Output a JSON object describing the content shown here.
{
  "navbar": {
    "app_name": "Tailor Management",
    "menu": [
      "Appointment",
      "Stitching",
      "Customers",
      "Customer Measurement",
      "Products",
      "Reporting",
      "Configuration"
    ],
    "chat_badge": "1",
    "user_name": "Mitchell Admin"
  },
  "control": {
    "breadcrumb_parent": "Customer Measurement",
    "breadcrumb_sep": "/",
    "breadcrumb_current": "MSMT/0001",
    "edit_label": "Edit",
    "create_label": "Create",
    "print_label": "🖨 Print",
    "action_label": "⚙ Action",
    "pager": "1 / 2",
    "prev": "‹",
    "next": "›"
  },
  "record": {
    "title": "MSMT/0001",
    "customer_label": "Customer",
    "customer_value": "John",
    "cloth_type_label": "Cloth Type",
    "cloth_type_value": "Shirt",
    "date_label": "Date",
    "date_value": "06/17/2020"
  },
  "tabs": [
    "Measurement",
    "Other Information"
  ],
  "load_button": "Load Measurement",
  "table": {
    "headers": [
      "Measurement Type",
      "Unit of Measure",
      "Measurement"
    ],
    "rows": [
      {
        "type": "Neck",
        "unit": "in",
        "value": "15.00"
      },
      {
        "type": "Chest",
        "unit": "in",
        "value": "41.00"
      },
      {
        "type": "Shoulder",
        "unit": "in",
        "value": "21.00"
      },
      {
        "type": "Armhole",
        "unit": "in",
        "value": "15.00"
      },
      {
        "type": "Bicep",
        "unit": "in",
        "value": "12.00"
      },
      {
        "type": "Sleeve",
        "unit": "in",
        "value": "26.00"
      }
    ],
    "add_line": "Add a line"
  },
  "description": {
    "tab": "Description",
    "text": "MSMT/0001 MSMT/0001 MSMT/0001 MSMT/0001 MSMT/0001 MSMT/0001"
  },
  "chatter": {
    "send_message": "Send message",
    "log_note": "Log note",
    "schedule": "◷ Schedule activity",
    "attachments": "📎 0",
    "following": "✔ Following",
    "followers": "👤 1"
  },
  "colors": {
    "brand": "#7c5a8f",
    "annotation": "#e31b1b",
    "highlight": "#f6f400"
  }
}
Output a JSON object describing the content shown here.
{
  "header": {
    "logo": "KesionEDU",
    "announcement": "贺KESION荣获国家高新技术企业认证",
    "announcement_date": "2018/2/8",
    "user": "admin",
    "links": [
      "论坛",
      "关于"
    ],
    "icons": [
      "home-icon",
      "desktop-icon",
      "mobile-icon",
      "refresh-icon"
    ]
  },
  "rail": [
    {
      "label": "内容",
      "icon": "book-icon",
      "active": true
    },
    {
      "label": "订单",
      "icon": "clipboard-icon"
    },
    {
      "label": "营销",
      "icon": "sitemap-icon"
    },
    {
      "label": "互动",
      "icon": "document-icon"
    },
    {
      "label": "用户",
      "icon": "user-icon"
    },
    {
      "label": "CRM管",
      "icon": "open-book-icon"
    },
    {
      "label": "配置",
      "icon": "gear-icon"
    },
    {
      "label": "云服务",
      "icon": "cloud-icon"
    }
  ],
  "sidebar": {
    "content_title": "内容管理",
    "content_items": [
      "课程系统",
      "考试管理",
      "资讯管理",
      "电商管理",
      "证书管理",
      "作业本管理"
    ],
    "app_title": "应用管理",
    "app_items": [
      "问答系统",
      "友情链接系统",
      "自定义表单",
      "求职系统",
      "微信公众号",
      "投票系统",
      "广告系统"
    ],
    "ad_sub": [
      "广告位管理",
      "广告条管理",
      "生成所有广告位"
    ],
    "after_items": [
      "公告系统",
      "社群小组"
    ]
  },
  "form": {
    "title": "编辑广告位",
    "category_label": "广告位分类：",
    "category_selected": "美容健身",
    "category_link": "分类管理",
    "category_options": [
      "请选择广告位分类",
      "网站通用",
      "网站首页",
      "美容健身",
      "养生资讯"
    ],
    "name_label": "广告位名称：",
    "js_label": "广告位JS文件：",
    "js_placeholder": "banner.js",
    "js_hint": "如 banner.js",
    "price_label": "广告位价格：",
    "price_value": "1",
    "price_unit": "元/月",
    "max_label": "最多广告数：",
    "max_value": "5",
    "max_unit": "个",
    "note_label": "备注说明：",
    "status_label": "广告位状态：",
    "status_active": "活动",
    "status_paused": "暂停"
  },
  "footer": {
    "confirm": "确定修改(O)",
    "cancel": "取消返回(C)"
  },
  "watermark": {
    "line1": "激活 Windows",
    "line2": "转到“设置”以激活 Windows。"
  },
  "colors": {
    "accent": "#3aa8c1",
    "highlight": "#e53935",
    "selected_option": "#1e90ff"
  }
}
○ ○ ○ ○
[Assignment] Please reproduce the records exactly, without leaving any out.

[Response to this task]
Output a JSON object describing the content shown here.
{
  "navbar": {
    "app_name": "Tailor Management",
    "menu": [
      "Appointment",
      "Stitching",
      "Customers",
      "Customer Measurement",
      "Products",
      "Reporting",
      "Configuration"
    ],
    "chat_badge": "1",
    "user_name": "Mitchell Admin"
  },
  "control": {
    "breadcrumb_parent": "Customer Measurement",
    "breadcrumb_sep": "/",
    "breadcrumb_current": "MSMT/0001",
    "edit_label": "Edit",
    "create_label": "Create",
    "print_label": "🖨 Print",
    "action_label": "⚙ Action",
    "pager": "1 / 2",
    "prev": "‹",
    "next": "›"
  },
  "record": {
    "title": "MSMT/0001",
    "customer_label": "Customer",
    "customer_value": "John",
    "cloth_type_label": "Cloth Type",
    "cloth_type_value": "Shirt",
    "date_label": "Date",
    "date_value": "06/17/2020"
  },
  "tabs": [
    "Measurement",
    "Other Information"
  ],
  "load_button": "Load Measurement",
  "table": {
    "headers": [
      "Measurement Type",
      "Unit of Measure",
      "Measurement"
    ],
    "rows": [
      {
        "type": "Neck",
        "unit": "in",
        "value": "15.00"
      },
      {
        "type": "Chest",
        "unit": "in",
        "value": "41.00"
      },
      {
        "type": "Shoulder",
        "unit": "in",
        "value": "21.00"
      },
      {
        "type": "Armhole",
        "unit": "in",
        "value": "15.00"
      },
      {
        "type": "Bicep",
        "unit": "in",
        "value": "12.00"
      },
      {
        "type": "Sleeve",
        "unit": "in",
        "value": "26.00"
      }
    ],
    "add_line": "Add a line"
  },
  "description": {
    "tab": "Description",
    "text": "MSMT/0001 MSMT/0001 MSMT/0001 MSMT/0001 MSMT/0001 MSMT/0001"
  },
  "chatter": {
    "send_message": "Send message",
    "log_note": "Log note",
    "schedule": "◷ Schedule activity",
    "attachments": "📎 0",
    "following": "✔ Following",
    "followers": "👤 1"
  },
  "colors": {
    "brand": "#7c5a8f",
    "annotation": "#e31b1b",
    "highlight": "#f6f400"
  }
}
Output a JSON object describing the content shown here.
{
  "header": {
    "logo": "KesionEDU",
    "announcement": "贺KESION荣获国家高新技术企业认证",
    "announcement_date": "2018/2/8",
    "user": "admin",
    "links": [
      "论坛",
      "关于"
    ],
    "icons": [
      "home-icon",
      "desktop-icon",
      "mobile-icon",
      "refresh-icon"
    ]
  },
  "rail": [
    {
      "label": "内容",
      "icon": "book-icon",
      "active": true
    },
    {
      "label": "订单",
      "icon": "clipboard-icon"
    },
    {
      "label": "营销",
      "icon": "sitemap-icon"
    },
    {
      "label": "互动",
      "icon": "document-icon"
    },
    {
      "label": "用户",
      "icon": "user-icon"
    },
    {
      "label": "CRM管",
      "icon": "open-book-icon"
    },
    {
      "label": "配置",
      "icon": "gear-icon"
    },
    {
      "label": "云服务",
      "icon": "cloud-icon"
    }
  ],
  "sidebar": {
    "content_title": "内容管理",
    "content_items": [
      "课程系统",
      "考试管理",
      "资讯管理",
      "电商管理",
      "证书管理",
      "作业本管理"
    ],
    "app_title": "应用管理",
    "app_items": [
      "问答系统",
      "友情链接系统",
      "自定义表单",
      "求职系统",
      "微信公众号",
      "投票系统",
      "广告系统"
    ],
    "ad_sub": [
      "广告位管理",
      "广告条管理",
      "生成所有广告位"
    ],
    "after_items": [
      "公告系统",
      "社群小组"
    ]
  },
  "form": {
    "title": "编辑广告位",
    "category_label": "广告位分类：",
    "category_selected": "美容健身",
    "category_link": "分类管理",
    "category_options": [
      "请选择广告位分类",
      "网站通用",
      "网站首页",
      "美容健身",
      "养生资讯"
    ],
    "name_label": "广告位名称：",
    "js_label": "广告位JS文件：",
    "js_placeholder": "banner.js",
    "js_hint": "如 banner.js",
    "price_label": "广告位价格：",
    "price_value": "1",
    "price_unit": "元/月",
    "max_label": "最多广告数：",
    "max_value": "5",
    "max_unit": "个",
    "note_label": "备注说明：",
    "status_label": "广告位状态：",
    "status_active": "活动",
    "status_paused": "暂停"
  },
  "footer": {
    "confirm": "确定修改(O)",
    "cancel": "取消返回(C)"
  },
  "watermark": {
    "line1": "激活 Windows",
    "line2": "转到“设置”以激活 Windows。"
  },
  "colors": {
    "accent": "#3aa8c1",
    "highlight": "#e53935",
    "selected_option": "#1e90ff"
  }
}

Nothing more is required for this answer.